July 24, 2014 WASHINGTON -- Former Rep. Barney Frank insisted Wednesday the Wall Street reform law he co-authored offers a way to end government bailouts, but Republican critics still say it fails to resolve the problem of "too big to fail."
"The Dodd-Frank Act is clear: not only is there no legal authority to use public money to keep a failing entity in business, the law forbids it," Frank said in his prepared remarks for a House Financial Services Committee hearing.
"But no one can be sure that the firms will not find other ways to get in trouble," said Frank, the former chairman of the panel that took his testimony. "If they do, the death panels take over, and the institutions die, with no taxpayer burial costs."
The Dodd-Frank Act is a package of financial reforms that aimed to curtail Wall Street wheeling and dealing and improve the regulatory system that took part of the blame for the financial meltdown in 2008.

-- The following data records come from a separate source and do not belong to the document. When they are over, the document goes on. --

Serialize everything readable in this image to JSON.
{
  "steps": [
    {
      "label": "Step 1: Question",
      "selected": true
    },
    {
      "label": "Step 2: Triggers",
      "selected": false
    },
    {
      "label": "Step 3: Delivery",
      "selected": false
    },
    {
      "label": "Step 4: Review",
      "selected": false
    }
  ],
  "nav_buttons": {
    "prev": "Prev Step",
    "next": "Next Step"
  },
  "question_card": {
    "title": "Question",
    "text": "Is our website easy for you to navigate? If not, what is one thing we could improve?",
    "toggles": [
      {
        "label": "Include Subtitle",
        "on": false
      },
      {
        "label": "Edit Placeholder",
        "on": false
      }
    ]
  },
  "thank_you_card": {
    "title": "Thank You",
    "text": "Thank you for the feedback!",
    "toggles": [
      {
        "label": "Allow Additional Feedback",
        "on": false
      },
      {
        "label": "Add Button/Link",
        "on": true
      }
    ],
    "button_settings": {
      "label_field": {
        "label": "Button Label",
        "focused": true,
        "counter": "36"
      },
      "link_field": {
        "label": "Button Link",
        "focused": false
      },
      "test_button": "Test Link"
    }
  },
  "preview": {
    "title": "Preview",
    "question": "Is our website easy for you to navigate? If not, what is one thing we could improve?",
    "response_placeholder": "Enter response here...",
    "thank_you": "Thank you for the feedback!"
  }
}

Under the new law, regulators can designate nonbank companies that are "systematically important" -- that is, so big it's in the interest of the financial system they remain viable. Once designated, such institutions face tougher scrutiny from the Federal Reserve.
Among the businesses that have been so designated under the law are American International Group Inc. and General Electric Company's financing arm GE Capital Corp.
"The businesses hate the idea of being designated," Frank said at the hearing, though he was not singling out a specific company. "Instead of being advantaged, they think it is a curse."
However, critics of the law said such a designation would only create the impression the government would bail out some companies in the event of failure because of their large presence.
"The Dodd-Frank Act further entrenched the problem of 'too big to fail' by giving regulators even greater control over our financial system and a virtually unlimited pot of taxpayer money to bail out financial institutions when regulation inevitably fails," a GOP-drafted report released prior to the hearing asserted.
When a big financial firm collapses and is unable to pay debts, the 2010 law gives regulators the authority to assist the company's liquidation with the option of using an "Orderly Liquidation Fund" to make loans to the firm.
"What the law says is you may have to pay some of the debts..." Frank said. "But first of all, you put them out of business and you put them into the receivership. And then you get the money back."
The Dodd-Frank Act, enacted by a Democratic Congress, created new federal regulatory agencies, including the Financial Stability Oversight Council to supervise systemic risks, and the Consumer Financial Protection Bureau, which looks at predatory practices in the banking sector.
It also imposes rigorous rules on financial institutions' trading activities and capital levels. However, many feel frustrated by the slow pace of implementation.
Frank, who represented a Massachusetts district, retired two years ago. But the Republican-led House banking committee has been battling to revise the law almost since its inception.
"By the end of this Congress our committee then would have repealed Dodd-Frank's greatest sin of omission -- its failure to do anything about housing finance reform -- and its greatest sin of commission -- enshrining bailouts into law," Committee Chairman Jeb Hensarling, D-Texas, said recently. "And day-in and day-out, you can rest assured we will continue working to relieve our economy from the burden of growth-choking and job-killing red tape."